The roles of a telecommunications engineer include basic circuit design, provision of high-speed data transmission services, and supervision of the installation of telecommunications equipment such as optical fiber cabling, IP networks, optical fiber cabling, etc.

They also use various equipment and transport media to design the network infrastructure, such as twisted pairs, coaxial cables, and optical fibers, provide solutions for wireless communication and data transfer modes, and so on.

7. Instrumentation Engineer

Instrumentation engineering has its roots in both electrical and electronics engineering and is concerned with the design of measuring devices for pressure, flow, and temperature.

Generally, instrumentation engineers create intelligent sensors, smart transducers, MEMS technology, and Bluetooth technology.

In a nutshell, this field deals with measurement, automation, and control procedures that require a thorough understanding of physics.

They can work in any process or manufacturing industry, such as steel, oil, petrochemical, electricity, and defense production.

8. Computer Engineer

Computer engineers research, design, develop, and test computer systems and components such as processors, computer circuit boards, memory devices, networks and routers, microchips, and other electrical components.

They focus on digital systems, operating systems, and computer networks and seek to connect digital devices with software to suit the business and industry’s scientific, technological, and administrative requirements.

SEE: Some Computer Science Fields That Pay Most


Do you need a license to work as an electrical engineer?

Yes. All electrical engineers who work in the utility field must have the Fundamentals of Engineering (FE) exam license.

What code do electrical engineers use?

Electrical Engineers use programming languages such as Assembly Language, VHDL, C, C++, and MATLAB.

Do electrical engineers use Python?

Yes, it is often used for signal processing, image processing, control system engineering, data visualization, automation, the Internet of Things (IoT), power electronics, etc.


Every day, new electrical devices (both industrial and consumer-based) are produced and developed, which makes companies look out for electrical engineers.

However, despite the sluggish employment growth, there are about an average of 20,100 electrical engineering roles yearly, primarily due to job switches or retirement.

Electrical engineers in the electrical industry may take on various tasks such as creating, managing, and overseeing various projects, which require diverse technical and non-technical skills.

I hope you found this article helpful.

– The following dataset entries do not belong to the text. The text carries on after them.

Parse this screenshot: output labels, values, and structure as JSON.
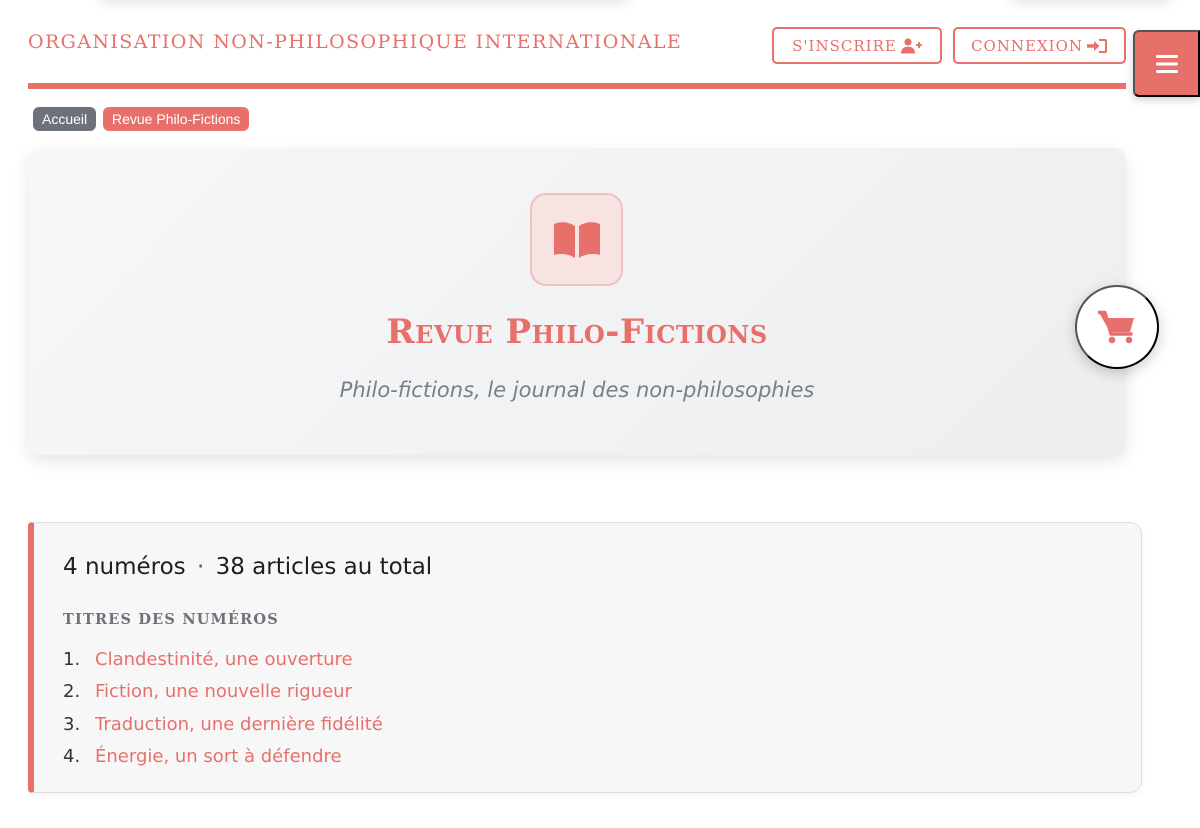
{
  "header": {
    "site_title": "ORGANISATION NON-PHILOSOPHIQUE INTERNATIONALE",
    "signup_label": "S'INSCRIRE",
    "login_label": "CONNEXION"
  },
  "breadcrumb": {
    "home": "Accueil",
    "current": "Revue Philo-Fictions"
  },
  "hero": {
    "icon": "book-open-icon",
    "title": "Revue Philo-Fictions",
    "subtitle": "Philo-fictions, le journal des non-philosophies"
  },
  "summary": {
    "issues_count": "4 numéros",
    "separator": "·",
    "articles_count": "38 articles au total",
    "heading": "TITRES DES NUMÉROS",
    "issues": [
      {
        "number": "1.",
        "title": "Clandestinité, une ouverture"
      },
      {
        "number": "2.",
        "title": "Fiction, une nouvelle rigueur"
      },
      {
        "number": "3.",
        "title": "Traduction, une dernière fidélité"
      },
      {
        "number": "4.",
        "title": "Énergie, un sort à défendre"
      }
    ]
  },
  "colors": {
    "accent": "#e8706b",
    "breadcrumb_home": "#6c727a",
    "subtitle": "#7a7f86"
  },
  "icons": {
    "signup": "user-plus-icon",
    "login": "sign-in-icon",
    "menu": "hamburger-icon",
    "cart": "shopping-cart-icon"
  }
}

You can also read the differences and similarities between industrial and mechanical engineering.

Thanks for reading.